From the Article:
So marketers began to hawk avocados as a luxury item, to be used in “elegant” and “upscale” salads. In the late 20s, the California Avocado Society billed Calavos, as they called them, the “aristocrat of salad fruits” in ads in The New Yorker and Vogue. Recipes recommended pairing avocados with grapefruit or lobster.
Lesson: I hate people.
Health. On the nutritional debates, never be on the losing side or even appear to be close to it. During the 80's experts started debating over whether fat was good for you or not. It's not. But only unsaturated ones. Or just saturated. Both are fine but sometimes bad. There are over 10,000 scientific articles that proves that science knows nothing. Google it. It's all an oscillating pendullum of consumer anxiety with no definitive results. The California Avocado Commission formed a Nutrition Advisory Committee to battle the anti-fat movement. Or science in general. In any case, very smart move.
Celebrity Endorsements. You know things are bad when you use this card. Famous actress Angie Dickinson, wearing a leotard, cooing: "Would this body lie to you?". The anti-fat movement didn't stand a chance.

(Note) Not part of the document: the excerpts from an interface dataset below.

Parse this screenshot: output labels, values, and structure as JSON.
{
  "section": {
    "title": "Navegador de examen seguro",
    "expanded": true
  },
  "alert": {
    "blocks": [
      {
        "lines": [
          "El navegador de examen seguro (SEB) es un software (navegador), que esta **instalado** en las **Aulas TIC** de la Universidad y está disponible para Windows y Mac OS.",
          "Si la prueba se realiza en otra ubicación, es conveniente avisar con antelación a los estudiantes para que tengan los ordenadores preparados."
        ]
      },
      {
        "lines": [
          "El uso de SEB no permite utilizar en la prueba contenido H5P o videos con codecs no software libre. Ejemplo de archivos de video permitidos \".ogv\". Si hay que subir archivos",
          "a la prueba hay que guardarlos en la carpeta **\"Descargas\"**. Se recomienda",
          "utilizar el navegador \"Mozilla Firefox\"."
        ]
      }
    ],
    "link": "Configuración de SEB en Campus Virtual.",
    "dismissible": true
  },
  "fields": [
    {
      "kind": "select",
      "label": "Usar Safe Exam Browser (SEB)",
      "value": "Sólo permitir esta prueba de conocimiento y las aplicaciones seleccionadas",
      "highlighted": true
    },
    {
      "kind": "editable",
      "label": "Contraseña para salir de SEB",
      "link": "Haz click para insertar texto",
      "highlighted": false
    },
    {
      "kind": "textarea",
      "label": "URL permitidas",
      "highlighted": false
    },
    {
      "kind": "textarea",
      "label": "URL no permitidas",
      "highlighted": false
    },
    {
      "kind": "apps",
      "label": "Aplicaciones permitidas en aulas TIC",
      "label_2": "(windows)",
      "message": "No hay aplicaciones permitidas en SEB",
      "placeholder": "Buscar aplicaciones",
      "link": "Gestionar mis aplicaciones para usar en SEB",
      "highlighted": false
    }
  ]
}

PR Firms. Hill & Knowlton. Their great plan was to introduce an Avocado-suit wearing man called Mr. Ripe. Yeah, that happened. And then as a publicity stunt, they announced a nationwide hunt for a Ms. Ripe. I'm sure they think their work was significant.
The one thing they did do smart was definitely capitalizing on the Superbowl craze. They designed several creative campaigns, asked the players about recipes, organize public competitions, doled out samples, recited irrelevant data about guacamole because people love data- making the superbowl event a guacamole event.
Was it Really Marketing, doe?
From the Article:
Food marketing is rarely purely good or purely evil, but it is often surprisingly powerful. The saga of the avocado shows how food promotion can—when it coincides happily with changing demographics, fortuitous economic policy, and favorable scientific knowledge—work almost eerily well. It can change the way we eat, sometimes forever.
A disclaimer about getting lucky for marketing success doesn't help with the case either. Anything will work "eerily well" when everything was fortuitous.
So. The marketing and promotional activities all coincided with non-marketing related events which helped the avocado's case.
Re-branding often takes time. But when it takes that much amount of time, you might wonder if the success of the avocado had anything to do with marketing:
(1) Society changed its tastes and mind about avocados. It's not the first time something like that's happened. And won't be the last.
(2) The growth of the Latino population, and the mainstreaming of their culture helped assimilate avocados
(3) Urban-organic-vegan-hipster culinary movement introduced a lot of 'alternate' fruits and vegetables into our culinary culture.
From the Article:
"Even in 2003, one study described the “typical U.S. avocado purchaser” as being between 25 to 54 years of age, having an income of at least $50,000, and being an “upscale,” college-educated, and health-conscious woman."
(4) Till about the 90's the import of avocados from Mexico (the largest producer) was banned. When the ban was lifted, we were inundated with year long supply.
So it all fell into place. Not to say that Mr. & Ms. Avocado should not bask in the glory. Today's avocado consumption is the perfect response to its history. Or maybe that's what they want you to think.
Oh Avocados, what a baffling vegetable/fruit you are.